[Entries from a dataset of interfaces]
-- Opening Marker --

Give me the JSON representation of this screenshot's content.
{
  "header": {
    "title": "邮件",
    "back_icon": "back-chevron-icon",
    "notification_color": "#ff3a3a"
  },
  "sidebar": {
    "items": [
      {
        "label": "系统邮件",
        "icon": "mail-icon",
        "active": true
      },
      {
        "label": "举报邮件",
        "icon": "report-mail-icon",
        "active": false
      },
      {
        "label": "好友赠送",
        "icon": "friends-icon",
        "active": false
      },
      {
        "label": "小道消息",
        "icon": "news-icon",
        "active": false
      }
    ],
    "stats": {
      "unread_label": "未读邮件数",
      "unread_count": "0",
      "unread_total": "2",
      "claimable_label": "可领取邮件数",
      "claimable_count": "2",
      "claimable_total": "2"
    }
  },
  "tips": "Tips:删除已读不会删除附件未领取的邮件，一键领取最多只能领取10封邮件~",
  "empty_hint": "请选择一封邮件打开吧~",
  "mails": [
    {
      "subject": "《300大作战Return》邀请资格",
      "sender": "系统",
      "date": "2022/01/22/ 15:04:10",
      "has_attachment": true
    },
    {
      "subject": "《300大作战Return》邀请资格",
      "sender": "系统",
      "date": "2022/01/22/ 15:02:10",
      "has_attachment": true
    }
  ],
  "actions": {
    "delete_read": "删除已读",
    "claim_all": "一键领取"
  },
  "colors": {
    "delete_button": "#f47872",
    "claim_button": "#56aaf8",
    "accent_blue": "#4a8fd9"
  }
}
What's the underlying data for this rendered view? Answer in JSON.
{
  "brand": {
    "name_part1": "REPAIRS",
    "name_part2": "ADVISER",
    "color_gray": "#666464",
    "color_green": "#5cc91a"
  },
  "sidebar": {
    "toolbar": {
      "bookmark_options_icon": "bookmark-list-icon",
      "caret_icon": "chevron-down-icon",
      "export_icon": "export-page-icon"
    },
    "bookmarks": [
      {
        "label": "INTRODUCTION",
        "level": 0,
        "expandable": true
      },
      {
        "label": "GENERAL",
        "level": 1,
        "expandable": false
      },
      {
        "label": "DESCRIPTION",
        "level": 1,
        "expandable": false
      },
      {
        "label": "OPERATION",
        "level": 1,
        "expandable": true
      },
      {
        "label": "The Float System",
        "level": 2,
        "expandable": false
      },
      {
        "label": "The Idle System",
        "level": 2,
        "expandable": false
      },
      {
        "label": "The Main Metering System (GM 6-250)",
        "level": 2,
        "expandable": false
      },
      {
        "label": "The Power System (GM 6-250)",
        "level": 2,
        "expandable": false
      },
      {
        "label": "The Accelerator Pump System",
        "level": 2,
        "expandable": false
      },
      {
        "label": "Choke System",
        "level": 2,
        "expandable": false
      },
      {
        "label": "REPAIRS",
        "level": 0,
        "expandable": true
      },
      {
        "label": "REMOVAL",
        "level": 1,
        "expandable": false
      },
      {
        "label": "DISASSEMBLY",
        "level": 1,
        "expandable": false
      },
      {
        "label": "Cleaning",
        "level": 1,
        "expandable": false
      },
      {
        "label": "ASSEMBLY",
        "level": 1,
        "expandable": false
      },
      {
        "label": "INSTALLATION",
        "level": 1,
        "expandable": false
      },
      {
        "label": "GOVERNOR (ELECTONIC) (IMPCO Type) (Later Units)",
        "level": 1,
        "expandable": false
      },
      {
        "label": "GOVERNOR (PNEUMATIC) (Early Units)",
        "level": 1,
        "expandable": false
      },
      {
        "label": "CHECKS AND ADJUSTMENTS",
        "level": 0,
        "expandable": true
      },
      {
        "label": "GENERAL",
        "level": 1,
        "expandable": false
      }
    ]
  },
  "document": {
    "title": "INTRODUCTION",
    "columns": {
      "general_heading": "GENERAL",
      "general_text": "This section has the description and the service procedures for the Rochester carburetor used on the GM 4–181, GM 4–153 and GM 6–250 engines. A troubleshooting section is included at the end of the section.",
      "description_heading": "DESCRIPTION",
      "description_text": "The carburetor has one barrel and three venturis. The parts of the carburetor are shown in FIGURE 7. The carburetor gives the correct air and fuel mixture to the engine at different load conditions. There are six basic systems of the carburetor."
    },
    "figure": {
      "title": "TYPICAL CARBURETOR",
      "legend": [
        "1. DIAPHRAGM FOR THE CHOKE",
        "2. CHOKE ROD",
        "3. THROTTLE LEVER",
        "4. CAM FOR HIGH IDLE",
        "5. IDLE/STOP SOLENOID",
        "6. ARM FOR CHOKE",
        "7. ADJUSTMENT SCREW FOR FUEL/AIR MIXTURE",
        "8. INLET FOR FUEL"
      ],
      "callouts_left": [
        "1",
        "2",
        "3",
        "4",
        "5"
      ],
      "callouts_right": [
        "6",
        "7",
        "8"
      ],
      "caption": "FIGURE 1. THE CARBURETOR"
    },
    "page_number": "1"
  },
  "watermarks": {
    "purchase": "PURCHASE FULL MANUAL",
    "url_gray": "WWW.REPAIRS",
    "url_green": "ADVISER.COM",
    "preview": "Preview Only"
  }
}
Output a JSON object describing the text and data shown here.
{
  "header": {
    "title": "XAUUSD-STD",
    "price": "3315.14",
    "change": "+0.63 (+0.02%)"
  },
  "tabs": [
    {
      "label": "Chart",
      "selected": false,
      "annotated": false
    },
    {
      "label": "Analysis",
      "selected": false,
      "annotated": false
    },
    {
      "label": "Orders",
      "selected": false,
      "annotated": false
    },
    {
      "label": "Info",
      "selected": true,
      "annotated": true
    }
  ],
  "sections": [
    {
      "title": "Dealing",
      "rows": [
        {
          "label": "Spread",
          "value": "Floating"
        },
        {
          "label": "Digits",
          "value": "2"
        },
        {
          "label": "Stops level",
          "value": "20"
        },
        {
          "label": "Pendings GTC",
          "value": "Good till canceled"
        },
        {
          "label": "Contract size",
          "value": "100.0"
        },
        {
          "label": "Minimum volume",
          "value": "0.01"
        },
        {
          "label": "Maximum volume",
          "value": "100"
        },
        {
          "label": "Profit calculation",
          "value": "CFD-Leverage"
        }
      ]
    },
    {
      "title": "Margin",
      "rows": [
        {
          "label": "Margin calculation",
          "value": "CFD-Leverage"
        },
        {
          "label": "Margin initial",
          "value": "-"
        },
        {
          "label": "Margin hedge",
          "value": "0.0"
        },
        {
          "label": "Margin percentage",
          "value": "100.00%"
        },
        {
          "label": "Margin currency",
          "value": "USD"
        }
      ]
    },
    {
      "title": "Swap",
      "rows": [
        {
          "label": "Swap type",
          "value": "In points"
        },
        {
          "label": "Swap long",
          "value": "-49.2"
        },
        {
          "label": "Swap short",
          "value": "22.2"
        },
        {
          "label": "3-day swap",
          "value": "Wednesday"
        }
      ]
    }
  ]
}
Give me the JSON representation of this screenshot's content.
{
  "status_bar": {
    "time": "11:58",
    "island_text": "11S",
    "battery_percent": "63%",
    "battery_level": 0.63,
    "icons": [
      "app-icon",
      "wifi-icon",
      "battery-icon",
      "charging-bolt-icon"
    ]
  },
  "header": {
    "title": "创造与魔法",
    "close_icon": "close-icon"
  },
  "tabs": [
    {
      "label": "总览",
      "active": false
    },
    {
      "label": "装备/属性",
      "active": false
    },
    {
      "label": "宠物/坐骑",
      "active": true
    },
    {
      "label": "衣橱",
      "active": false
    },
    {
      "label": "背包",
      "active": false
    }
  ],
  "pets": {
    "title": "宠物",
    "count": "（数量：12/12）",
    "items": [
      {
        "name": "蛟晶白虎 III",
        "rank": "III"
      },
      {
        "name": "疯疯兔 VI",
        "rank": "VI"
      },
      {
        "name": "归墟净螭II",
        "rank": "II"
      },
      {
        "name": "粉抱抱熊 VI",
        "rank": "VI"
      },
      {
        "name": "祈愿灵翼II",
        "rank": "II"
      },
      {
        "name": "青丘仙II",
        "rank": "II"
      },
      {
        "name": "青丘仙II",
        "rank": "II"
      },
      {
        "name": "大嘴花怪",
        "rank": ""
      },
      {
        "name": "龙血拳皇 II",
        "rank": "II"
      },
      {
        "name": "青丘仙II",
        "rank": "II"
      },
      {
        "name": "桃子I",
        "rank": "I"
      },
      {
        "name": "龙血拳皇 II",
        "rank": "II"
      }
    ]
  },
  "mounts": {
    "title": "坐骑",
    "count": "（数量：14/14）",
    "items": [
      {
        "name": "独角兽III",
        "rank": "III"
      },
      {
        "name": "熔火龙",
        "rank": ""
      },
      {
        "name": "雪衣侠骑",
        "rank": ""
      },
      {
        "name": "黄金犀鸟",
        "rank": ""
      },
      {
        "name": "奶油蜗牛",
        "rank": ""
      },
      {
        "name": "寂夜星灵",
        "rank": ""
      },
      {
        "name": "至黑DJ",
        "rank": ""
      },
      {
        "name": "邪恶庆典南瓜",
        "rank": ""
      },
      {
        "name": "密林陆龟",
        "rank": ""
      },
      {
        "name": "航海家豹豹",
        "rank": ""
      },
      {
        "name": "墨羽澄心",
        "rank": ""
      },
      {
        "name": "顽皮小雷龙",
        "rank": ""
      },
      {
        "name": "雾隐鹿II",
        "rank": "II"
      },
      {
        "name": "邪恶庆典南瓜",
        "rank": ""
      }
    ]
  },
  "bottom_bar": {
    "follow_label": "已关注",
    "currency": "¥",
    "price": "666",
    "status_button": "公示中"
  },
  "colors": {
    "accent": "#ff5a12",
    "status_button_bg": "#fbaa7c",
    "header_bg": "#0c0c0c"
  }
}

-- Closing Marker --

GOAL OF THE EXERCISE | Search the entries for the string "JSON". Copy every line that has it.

TASK OUTPUT |
Give me the JSON representation of this screenshot's content.
What's the underlying data for this rendered view? Answer in JSON.
Output a JSON object describing the text and data shown here.
Give me the JSON representation of this screenshot's content.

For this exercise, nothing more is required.